The next step is to take the initiative and educate your architect and design customers about the unique challenges faced by builders and general contractors and vice versa. In this way, you help your shared distributors recognize the needs and challenges faced by the other side of the table when sharing design and construction clients with your products customers.

Consider also ways to connect architects who love your brand and products with builders and general contractors who love your brand and products and who work in the same service areas. It's kind of like setting up two friends for a date who never would have considered being in a relationship with the other person until you pointed out a shared mutual interest neither of them originally knew the other also had.
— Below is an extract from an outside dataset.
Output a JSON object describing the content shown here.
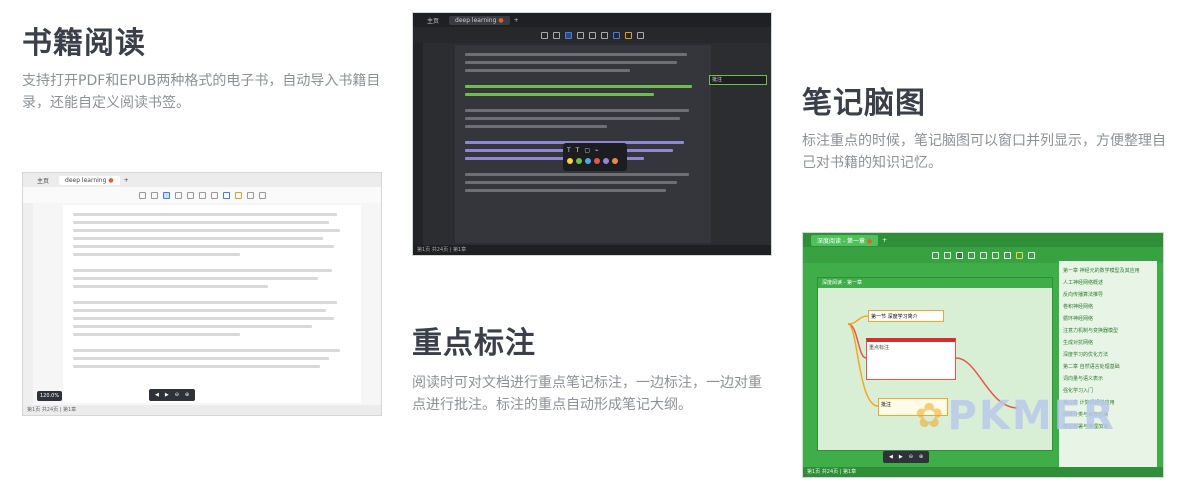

That arrangement beats a blind date every time, and the same is true when you foster collaboration between likeminded architects and general contractors who share your customers and a love for your brand and products.


Attract Architects and Builders to Your Product

Once you've laid a foundation for healthy collaboration and mutual respect between architects and builders who choose your products, then implement inbound marketing tactics that foster pull through demand generation from builders and contractors. When you work to win the hearts and minds of the people who are actually ordering and installing your product, you are cutting out opportunities at the end of the channel where your product so often before could be value-engineered out of the project. 

Find the value in your product to architects and find the value in your product to builders and contractors. Then align your messaging and outreach strategies to effectively solve for both, not just one or the other.

💛 Win the hearts of designers via inspirational photo boards and articles about design trends and innovative uses of space.
🤓 Win the minds of designers with product samples and resources to speed their day to day workflow.
💛 Win the hearts of contractors by showing them your product is best (not just telling them) alongside providing resources that help them become a more profitable business.
🤓 Win the minds of contractors by giving them installation guidance and matching their delivery window without extra headaches along the way. 

Next steps

Do everyone involved in the delivery of the construction product a favor: make it so that the architect and builder stop fighting and better understand each other. This will foster not only a better construction process for their shared clients, but it will improve the customer satisfaction of your shared customers.

Learn more about how to managed key stakeholders in the construction materials purchasing process to rid your sales forecast of value-engineered deal losses when you download the guide to stakeholder management including a plan template below.